*Activity*
Take each line of the material that includes "Quest" and copy it.

*Dataset entries*

******

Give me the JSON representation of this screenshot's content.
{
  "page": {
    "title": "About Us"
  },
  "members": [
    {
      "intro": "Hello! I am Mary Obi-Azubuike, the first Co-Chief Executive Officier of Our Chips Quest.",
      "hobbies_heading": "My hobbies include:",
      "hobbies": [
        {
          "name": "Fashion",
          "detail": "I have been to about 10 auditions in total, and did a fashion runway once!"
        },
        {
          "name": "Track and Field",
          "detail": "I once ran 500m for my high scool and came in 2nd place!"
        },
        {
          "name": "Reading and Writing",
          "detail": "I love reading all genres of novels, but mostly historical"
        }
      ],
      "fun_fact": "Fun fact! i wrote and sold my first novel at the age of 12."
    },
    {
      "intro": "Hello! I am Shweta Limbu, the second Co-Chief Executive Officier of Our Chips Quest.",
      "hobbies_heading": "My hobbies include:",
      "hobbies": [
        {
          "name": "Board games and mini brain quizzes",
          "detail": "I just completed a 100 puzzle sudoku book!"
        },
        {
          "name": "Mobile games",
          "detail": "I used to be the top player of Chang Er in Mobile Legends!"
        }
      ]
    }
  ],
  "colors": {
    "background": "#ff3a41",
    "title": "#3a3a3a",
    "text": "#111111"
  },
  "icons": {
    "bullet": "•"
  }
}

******

*Completed task*
      "intro": "Hello! I am Mary Obi-Azubuike, the first Co-Chief Executive Officier of Our Chips Quest.",
      "intro": "Hello! I am Shweta Limbu, the second Co-Chief Executive Officier of Our Chips Quest.",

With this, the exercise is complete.